|5-YEAR CDS SPREADS AND SHARE PRICES|
|Movements over the Last Week|
|Date:||22nd May 2017|
|5-Year CDS Spreads (bps)||Equity Share Prices|
|ABN AMRO Groep N.V.||n/a||n/a||n/a||23.57||24.53||-3.9%|
|Parent: Aldermore Group plc|
|Aldermore Bank plc||n/a||n/a||n/a||2.55||2.52||+1.2%|
|Allied Irish Banks||44||42||+4.8%||7.20||6.14||+17.3%|
|Parent: Arbuthnot Banking Group plc|
|Arbuthnot Latham & Co.||n/a||n/a||n/a||14.65||14.95||-2.0%|
|Aust and NZ Banking Group Ltd||60||55||+9.1%||28.50||29.22||-2.5%|
|Banco Bilbao Vizcaya Argentaria S.A.||87||79||+10.1%||7.41||7.39||+0.3%|
|Parent: Barclays plc|
|Barclays Bank plc||62||59||+5.1%||2.14||2.06||+3.9%|

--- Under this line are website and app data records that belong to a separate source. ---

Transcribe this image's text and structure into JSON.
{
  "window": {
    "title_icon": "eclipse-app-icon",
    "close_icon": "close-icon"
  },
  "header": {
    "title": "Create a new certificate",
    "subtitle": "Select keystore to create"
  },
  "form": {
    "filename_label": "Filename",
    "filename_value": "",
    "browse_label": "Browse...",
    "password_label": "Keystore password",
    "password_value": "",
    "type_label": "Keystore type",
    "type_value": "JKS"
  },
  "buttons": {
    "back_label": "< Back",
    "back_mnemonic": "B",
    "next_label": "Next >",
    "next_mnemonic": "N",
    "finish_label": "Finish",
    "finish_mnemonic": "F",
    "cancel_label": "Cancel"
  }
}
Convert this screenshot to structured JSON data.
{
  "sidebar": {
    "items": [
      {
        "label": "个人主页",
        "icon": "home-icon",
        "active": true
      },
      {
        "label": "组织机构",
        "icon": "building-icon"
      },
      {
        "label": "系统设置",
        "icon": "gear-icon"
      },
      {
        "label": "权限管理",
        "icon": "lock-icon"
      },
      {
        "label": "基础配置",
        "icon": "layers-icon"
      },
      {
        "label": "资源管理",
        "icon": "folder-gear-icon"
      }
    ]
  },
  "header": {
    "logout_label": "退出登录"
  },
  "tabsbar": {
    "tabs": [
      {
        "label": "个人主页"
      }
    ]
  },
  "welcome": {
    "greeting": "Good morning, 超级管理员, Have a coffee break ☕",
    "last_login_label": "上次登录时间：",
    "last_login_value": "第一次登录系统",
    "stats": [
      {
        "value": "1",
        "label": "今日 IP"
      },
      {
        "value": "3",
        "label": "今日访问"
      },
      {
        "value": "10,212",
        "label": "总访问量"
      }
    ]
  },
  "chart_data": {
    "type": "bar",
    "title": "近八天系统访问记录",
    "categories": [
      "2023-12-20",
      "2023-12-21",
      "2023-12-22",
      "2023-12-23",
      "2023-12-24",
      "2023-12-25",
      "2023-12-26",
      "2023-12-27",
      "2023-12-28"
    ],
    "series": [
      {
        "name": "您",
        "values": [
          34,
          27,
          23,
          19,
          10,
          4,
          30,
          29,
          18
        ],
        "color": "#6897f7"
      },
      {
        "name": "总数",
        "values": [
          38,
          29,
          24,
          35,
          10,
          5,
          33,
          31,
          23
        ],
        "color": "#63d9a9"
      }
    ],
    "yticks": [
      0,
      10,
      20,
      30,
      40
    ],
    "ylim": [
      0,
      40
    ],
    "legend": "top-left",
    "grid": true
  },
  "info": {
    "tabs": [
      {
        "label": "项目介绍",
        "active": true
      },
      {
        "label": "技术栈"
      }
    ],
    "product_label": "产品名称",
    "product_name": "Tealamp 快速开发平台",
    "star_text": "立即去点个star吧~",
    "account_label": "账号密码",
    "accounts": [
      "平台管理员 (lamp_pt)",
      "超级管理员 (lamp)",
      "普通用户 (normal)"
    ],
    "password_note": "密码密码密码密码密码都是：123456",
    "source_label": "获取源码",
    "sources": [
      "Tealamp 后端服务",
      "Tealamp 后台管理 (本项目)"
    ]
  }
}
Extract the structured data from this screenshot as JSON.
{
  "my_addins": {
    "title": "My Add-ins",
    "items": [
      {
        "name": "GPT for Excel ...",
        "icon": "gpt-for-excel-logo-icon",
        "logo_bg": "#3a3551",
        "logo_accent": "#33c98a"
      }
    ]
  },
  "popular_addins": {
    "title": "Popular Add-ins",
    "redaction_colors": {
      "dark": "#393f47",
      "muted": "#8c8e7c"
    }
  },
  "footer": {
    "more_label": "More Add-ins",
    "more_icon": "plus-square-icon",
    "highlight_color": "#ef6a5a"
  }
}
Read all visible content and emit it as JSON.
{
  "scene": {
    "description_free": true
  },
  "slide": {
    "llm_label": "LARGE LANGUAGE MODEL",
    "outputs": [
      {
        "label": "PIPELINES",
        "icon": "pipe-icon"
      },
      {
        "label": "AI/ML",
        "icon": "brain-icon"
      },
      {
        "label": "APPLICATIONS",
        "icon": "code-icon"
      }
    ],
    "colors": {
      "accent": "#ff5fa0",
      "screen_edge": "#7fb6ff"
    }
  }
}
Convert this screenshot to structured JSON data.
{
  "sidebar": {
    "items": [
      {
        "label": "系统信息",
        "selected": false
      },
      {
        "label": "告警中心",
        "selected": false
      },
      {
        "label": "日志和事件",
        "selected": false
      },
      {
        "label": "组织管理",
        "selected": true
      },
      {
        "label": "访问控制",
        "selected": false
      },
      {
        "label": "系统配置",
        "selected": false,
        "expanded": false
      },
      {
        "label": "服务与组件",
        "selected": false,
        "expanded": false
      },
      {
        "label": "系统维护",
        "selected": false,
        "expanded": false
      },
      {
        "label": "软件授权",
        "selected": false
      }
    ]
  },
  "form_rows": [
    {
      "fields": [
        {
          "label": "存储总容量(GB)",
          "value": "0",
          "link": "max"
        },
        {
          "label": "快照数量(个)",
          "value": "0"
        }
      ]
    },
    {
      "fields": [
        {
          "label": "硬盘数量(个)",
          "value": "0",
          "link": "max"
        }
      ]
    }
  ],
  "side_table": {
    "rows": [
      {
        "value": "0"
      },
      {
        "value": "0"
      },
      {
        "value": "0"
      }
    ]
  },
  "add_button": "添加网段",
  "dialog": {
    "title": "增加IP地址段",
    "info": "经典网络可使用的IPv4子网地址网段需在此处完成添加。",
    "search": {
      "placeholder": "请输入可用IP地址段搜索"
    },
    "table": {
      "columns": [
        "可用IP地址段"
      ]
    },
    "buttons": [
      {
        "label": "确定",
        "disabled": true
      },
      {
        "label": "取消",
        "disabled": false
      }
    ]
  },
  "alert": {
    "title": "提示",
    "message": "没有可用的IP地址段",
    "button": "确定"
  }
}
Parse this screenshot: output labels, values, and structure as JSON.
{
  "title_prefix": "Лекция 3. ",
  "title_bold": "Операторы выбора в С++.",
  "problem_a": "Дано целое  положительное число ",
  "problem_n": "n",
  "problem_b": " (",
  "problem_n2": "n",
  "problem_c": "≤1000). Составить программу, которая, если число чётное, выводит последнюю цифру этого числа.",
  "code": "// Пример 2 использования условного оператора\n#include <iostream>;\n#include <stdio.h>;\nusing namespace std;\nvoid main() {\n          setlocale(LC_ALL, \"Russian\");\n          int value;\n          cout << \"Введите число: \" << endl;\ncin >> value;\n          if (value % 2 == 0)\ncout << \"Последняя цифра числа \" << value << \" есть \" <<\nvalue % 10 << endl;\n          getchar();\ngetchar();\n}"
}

|BNP Paribas S.A.||58||55||+5.5%||65.67||66.56||-1.3%|
|Parent: Close Brothers Group plc|
|Close Brothers Limited||n/a||n/a||n/a||16.04||16.26||-1.4%|
|Credit Agricole S.A.||58||55||+5.5%||14.32||14.29||+0.2%|
|Parent: Credit Suisse Group AG|
|Credit Suisse AG||79||78||+1.3%||14.05||14.74||-4.7%|
|Deutsche Bank AG||102||98||+4.1%||17.09||17.19||-0.6%|
|Parent: HSBC Holdings plc|
|HSBC Bank plc||52||48||+8.3%||6.66||6.78||-1.8%|
|Parent: ING Groep N.V.|
|ING Bank N.V.||48||48||0.0%||15.09||15.32||-1.5%|
|Intesa Sanpaolo S.p.A.||125||117||+6.8%||2.80||2.83||-1.1%|
|Parent: Investec plc|
|Investec Bank plc||n/a||n/a||n/a||6.01||5.88||+2.2%|
|Parent: Lloyds Banking Group plc|
|Lloyds Bank plc||55||50||+10.0%||0.72||0.69||+4.3%|
|Metro Bank plc||n/a||n/a||n/a||37.33||35.13||+6.3%|
|Nordea Bank AB||39||36||+8.3%||115||113||+1.8%|
|Parent: RBS Group plc|
|Royal Bank of Scotland plc||76||72||+5.6%||2.63||2.59||+1.5%|
|Ult. Parent: Banco Santander S.A.|
|Santander UK plc||73||70||+4.3%||5.83||6.03||-3.3%|
|Shawbrook Group plc||n/a||n/a||n/a||3.41||3.41||0.0%|
|Parent: Standard Chartered plc|
|Standard Chartered Bank||70||61||+14.8%||7.36||7.46||-1.3%|
|Svenska Handelsbanken AB||38||36||+5.6%||125||126||-0.8%|
|FTSE 350 BANK INDEX||n/a||n/a||n/a||4319||4306||+0.3%|
|SNR FIN ITRAX CDS 5-YEARS (ESTIMATED)||71||67||+5.4%||n/a||n/a||n/a|